Angelina Jolie, Hollywood's favorite globe-trotting uber-mommy, plays single mother Christine Collins. It's 1928 Los Angeles, and Christine supports herself and 10-year-old Walter as a roller-skating troubleshooter at the phone company's main switchboard, dealing with angry customers and overloaded circuits.
One Saturday, Christine is summoned to work as an emergency fill-in. When she returns home, Walter is gone. The Los Angeles cops don't seem too concerned.
Months later, a boy in Illinois is identified as Walter. The scandal-lashed police department needs some good news, so it summons the press to watch Christine's reunion with her son at L.A.'s Union Terminal.
So Capt. J.J. Jones (Jeffrey Donovan) is not pleased when Christine says the kid is not hers. He insists that she's mistaken and presses her to take "Walter" home with her and get reacquainted. She does, but she doesn't change her mind. In fact, she finds physical evidence that the boy is not Walter.
To Jones, Christine's refusal to accept the replacement Walter is a problem — not for her or for the boy, but for the police department's image.
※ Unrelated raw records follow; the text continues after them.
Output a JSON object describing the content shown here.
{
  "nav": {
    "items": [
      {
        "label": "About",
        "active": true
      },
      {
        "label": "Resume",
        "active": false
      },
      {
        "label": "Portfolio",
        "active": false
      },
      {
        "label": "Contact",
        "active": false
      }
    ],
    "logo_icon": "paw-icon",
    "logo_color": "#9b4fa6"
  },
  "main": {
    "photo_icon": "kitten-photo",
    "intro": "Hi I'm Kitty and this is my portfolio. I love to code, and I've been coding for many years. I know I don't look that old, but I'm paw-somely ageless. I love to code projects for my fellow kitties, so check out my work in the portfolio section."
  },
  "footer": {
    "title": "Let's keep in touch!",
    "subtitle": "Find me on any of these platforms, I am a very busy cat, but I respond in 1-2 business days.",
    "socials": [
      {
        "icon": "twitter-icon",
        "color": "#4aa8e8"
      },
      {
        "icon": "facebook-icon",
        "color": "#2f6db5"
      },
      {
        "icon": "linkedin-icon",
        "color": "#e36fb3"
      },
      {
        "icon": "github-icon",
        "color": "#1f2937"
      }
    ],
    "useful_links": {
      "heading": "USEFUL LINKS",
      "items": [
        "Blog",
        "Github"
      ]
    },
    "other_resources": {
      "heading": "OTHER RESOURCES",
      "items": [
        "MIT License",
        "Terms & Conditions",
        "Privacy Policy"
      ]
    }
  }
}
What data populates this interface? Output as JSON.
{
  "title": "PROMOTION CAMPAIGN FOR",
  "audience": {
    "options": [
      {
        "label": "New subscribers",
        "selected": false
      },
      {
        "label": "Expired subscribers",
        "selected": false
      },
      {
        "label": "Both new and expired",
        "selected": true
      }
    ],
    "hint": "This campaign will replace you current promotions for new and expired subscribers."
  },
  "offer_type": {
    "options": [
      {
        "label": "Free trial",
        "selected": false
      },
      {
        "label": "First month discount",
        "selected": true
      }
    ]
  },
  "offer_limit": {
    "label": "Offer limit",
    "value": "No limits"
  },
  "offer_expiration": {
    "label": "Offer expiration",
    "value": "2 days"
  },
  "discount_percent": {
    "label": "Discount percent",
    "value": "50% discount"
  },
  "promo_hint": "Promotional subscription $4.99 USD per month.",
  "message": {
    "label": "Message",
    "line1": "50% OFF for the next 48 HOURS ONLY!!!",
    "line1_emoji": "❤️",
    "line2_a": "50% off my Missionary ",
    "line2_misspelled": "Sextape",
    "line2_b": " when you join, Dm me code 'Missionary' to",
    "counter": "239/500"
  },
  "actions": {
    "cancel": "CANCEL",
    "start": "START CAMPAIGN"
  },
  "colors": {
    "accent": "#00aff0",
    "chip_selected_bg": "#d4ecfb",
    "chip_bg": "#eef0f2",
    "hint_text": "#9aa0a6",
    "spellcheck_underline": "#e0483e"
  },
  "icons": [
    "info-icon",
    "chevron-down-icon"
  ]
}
He has Christine sent to a psychiatric ward, where she meets other women who've been committed simply because they annoyed a cop.
Like so many embattled single moms in Hollywood movies, Christine has no friends or family. But she draws the attention of a crusading radio preacher (John Malkovich), who condemns police corruption and demands Christine's release.
Then the distraught mother gets another, more horrifying form of support: A teenager (Eddie Alderson) tells the police he was forced to help pluck kids from L.A.'s streets and take them to a nearby farm to be murdered.
At this point, Changeling becomes a two-barreled courtroom drama, as Eastwood cuts between the trial of the alleged child killer (Jason Butler Harner) and a public hearing on LAPD malfeasance.
Based on police files, J. Michael Straczynski's script is too stuffed with incident to have much room for psychological nuance. The characters are either upright or malevolent, depending on whether they represent the average man or the decadent establishment. Even Malkovich, whose performances usually have a sly undertone, portrays a character with no apparent self-interest. Only Harner's accused murderer is intriguingly (and disturbingly) unpredictable.
Although originally set to be directed by Ron Howard, Changeling suits Eastwood well. The director provides his own low-key jazz score, and he meticulously evokes pre-freeway Los Angeles, a Midwestern-style city of bungalows and streetcars where color is only beginning to seep into cinematic images.
Because it centers on a missing child, Changeling recalls Eastwood's Mystic River — yet that movie, which explored the weaknesses of its central characters, is not typical of the director's recent work.
More characteristic are films in which a driven protagonist faces the rigid ideology of a major institution: the Catholic Church (Million Dollar Baby), the U.S. or the Japanese military (Flags of Our Fathers and Letters from Iwo Jima), and now the long-notorious LAPD.
And so the powerful but mostly one-dimensional Changeling, ultimately, isn't really a mother's story. Instead, it's another step in Cowboy Clint's evolution as a liberal-minded political filmmaker.